As the nation is in a frenzy trying to identify all the killers of the Dhaka café attack, for Meer Saameh Mubasher’s family, the scenario is quite different. For his father, this is nothing but a nightmare.
“How will we arrange a funeral for him in these circumstances?” he asked himself in an interview with the New York Times, “Who will come?”
“I will have to apologize to the whole world on behalf of my son,” said an aggrieved Meer Hayet Kabir, who was constantly breaking down during the interview.
On Sunday, the police telephoned Kabir, an executive with a foreign company in Dhaka, asking him to go to the military hospital morgue to identify a body that was possibly that of his 18-year-old son.
He said he just could not bear to make the trip.
Mubasher has been missing since February 29, when he left home to attend a coaching center for his upcoming A-Level examinations.
Since then, his family has been looking for him and rationalizing theories as to his whereabouts. According to CNN, Mubasher's family worried about another possibility: Maybe he was recruited by Islamists. On Saturday, the family learned their worst fear had become reality.
Relatives showed them a picture of Mubasher posted on an ISIS-affiliated site that identified him as one of the attackers in the deadly attack on the Holey Artisan Bakery in Dhaka.
"That's not my son, that's not my son," Kabir said. "He was full of humanity."
WHAT WENT WRONG WITH MUBASHER?
He said his 18-year-old son was impressionable, but asked, "which teen isn't?" Aside from that, there were few signs.
Mubasher has spent the previous six months studying hard for his upcoming A-level examinations. But the family did notice one change: He had stopped sketching.
Mubasher was always interested in religion, and his family didn't discourage his curiosity in his faith.
But his father said he told his son that if he wanted to explore further, he should read the Quran directly. He even gave Mubasher an English translation of the Quran because he didn't want his son to get a warped interpretation elsewhere.
He told New York Times, that close relative believed Mubasher was radicalized either by people he met at a mosque or in school. “I believe some Islamist group recruited my boy” and brainwashed him, Kabir said.

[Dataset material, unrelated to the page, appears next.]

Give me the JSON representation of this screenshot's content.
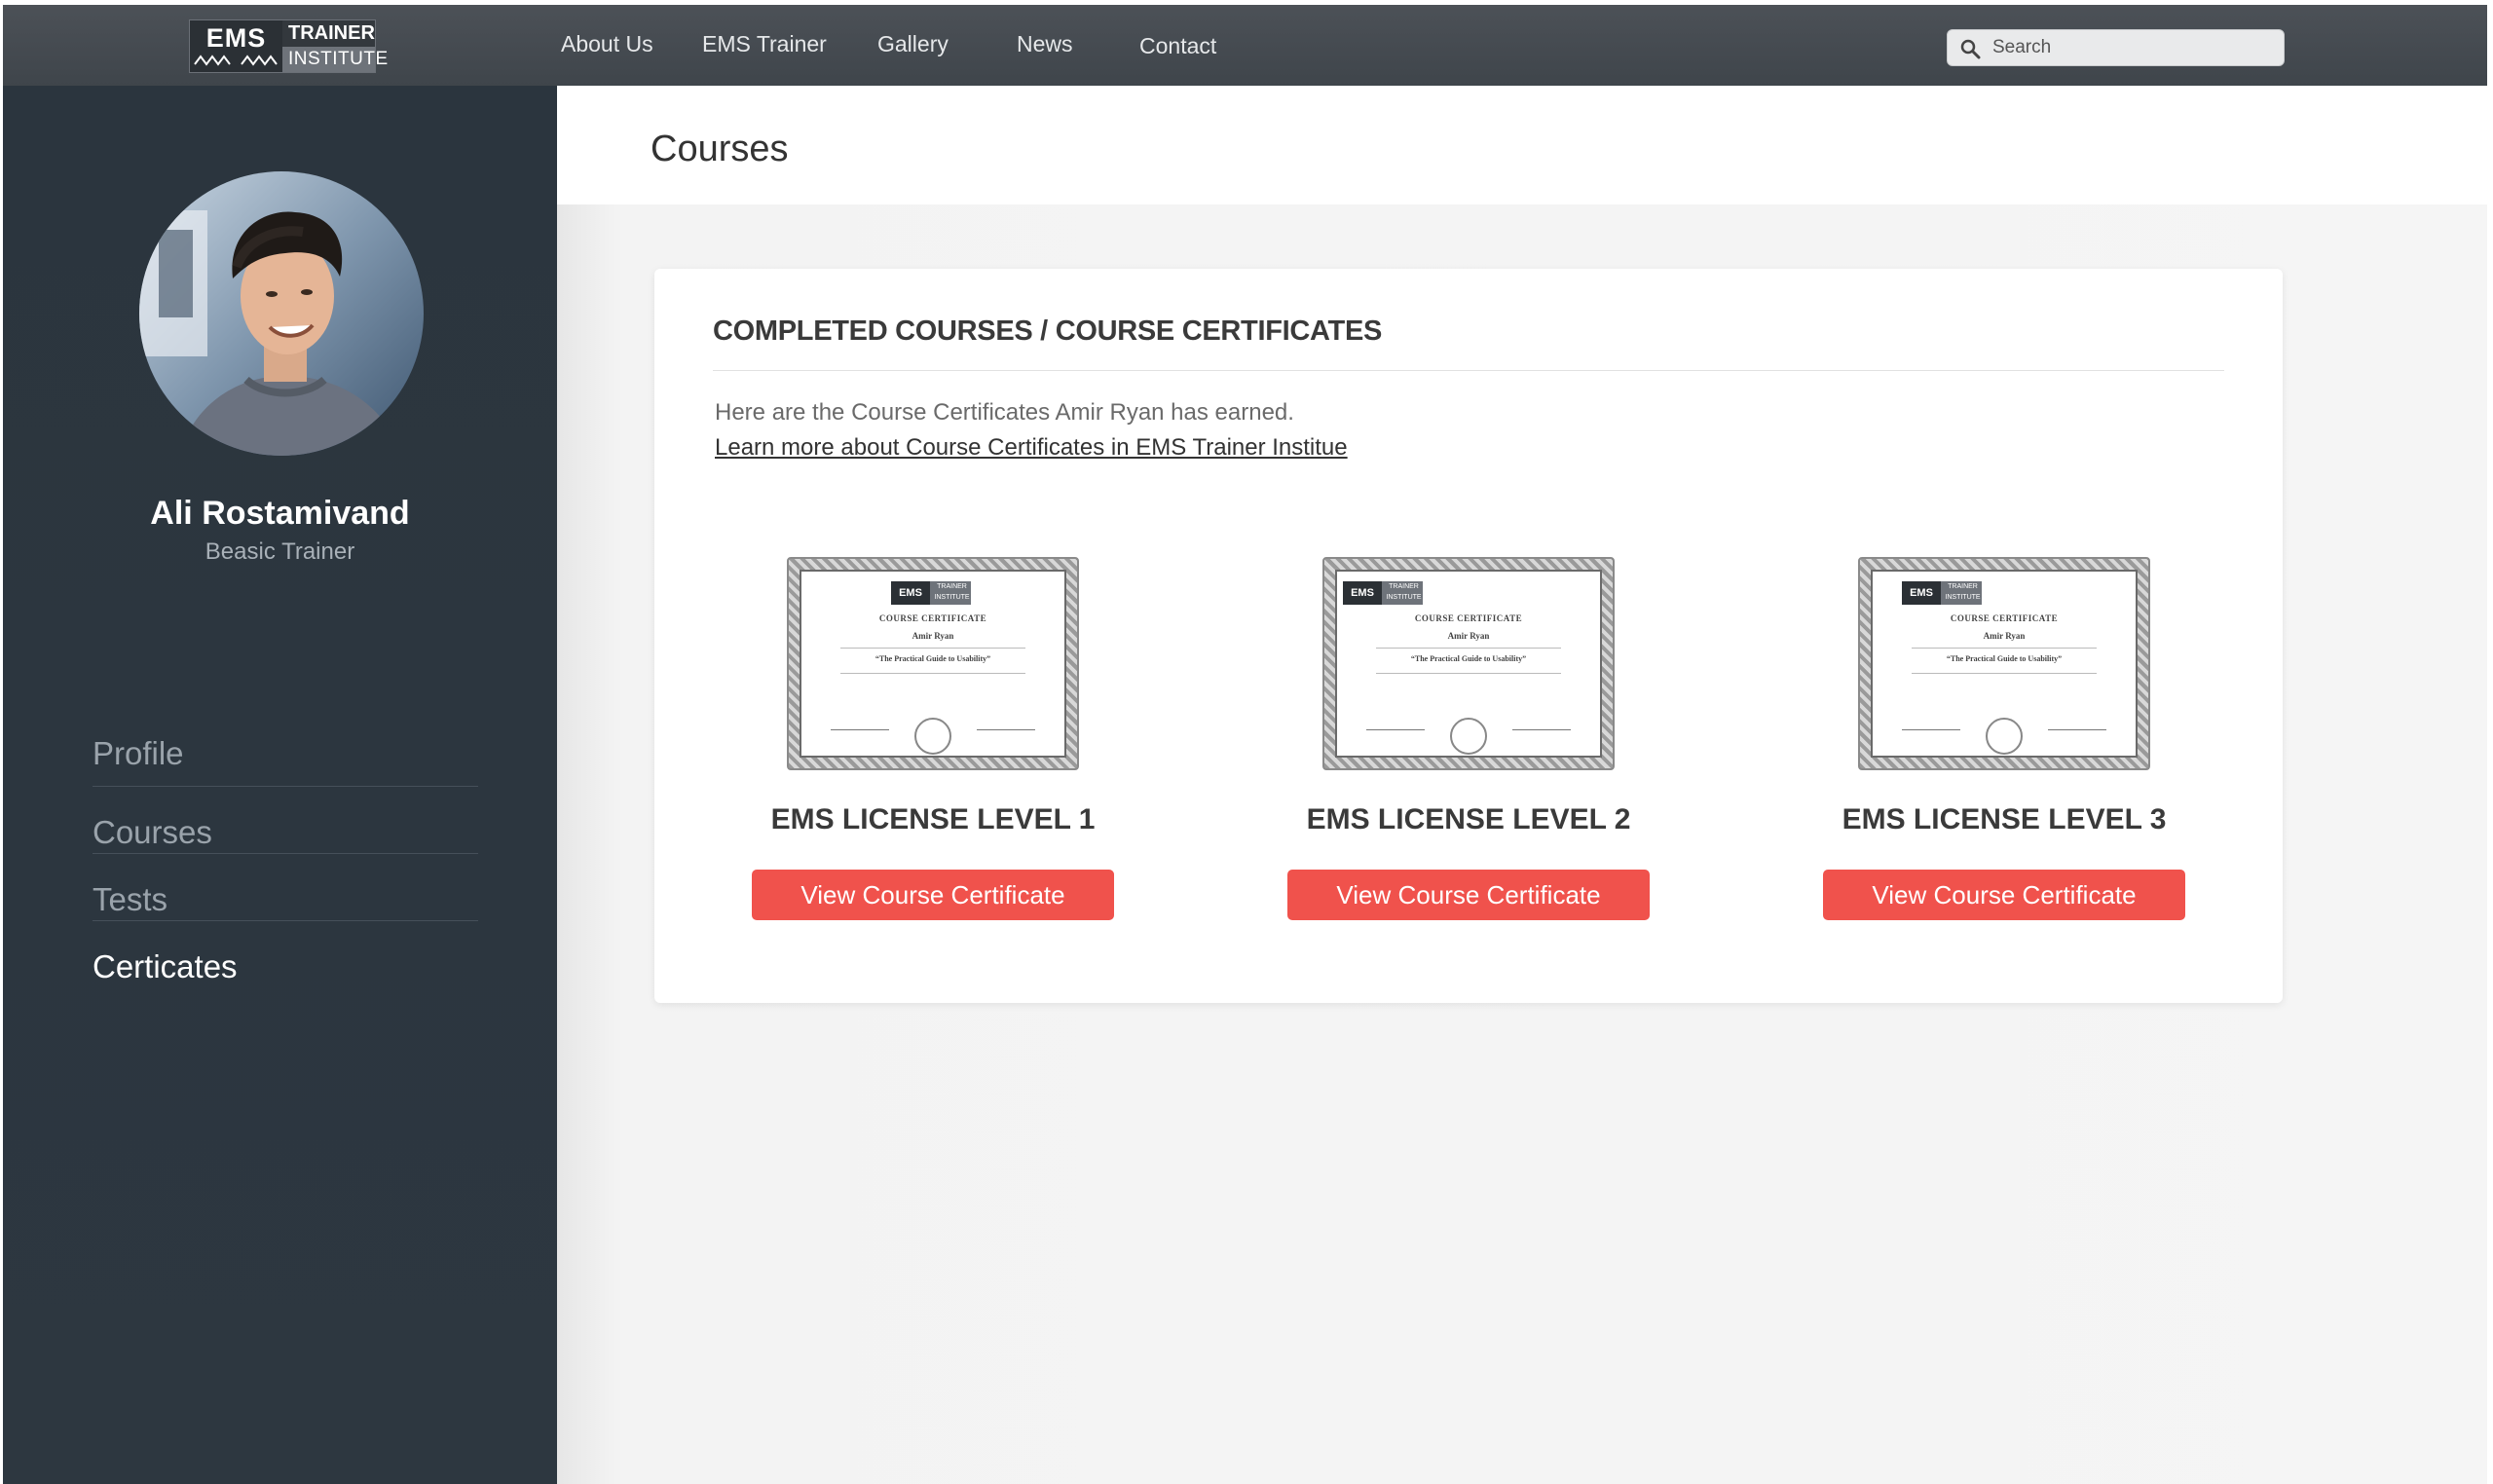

“I can tell you my boy was really a good humanitarian soul,” he said. “Such a soul cannot do something cruel like this.”
Source: CNN and New York Times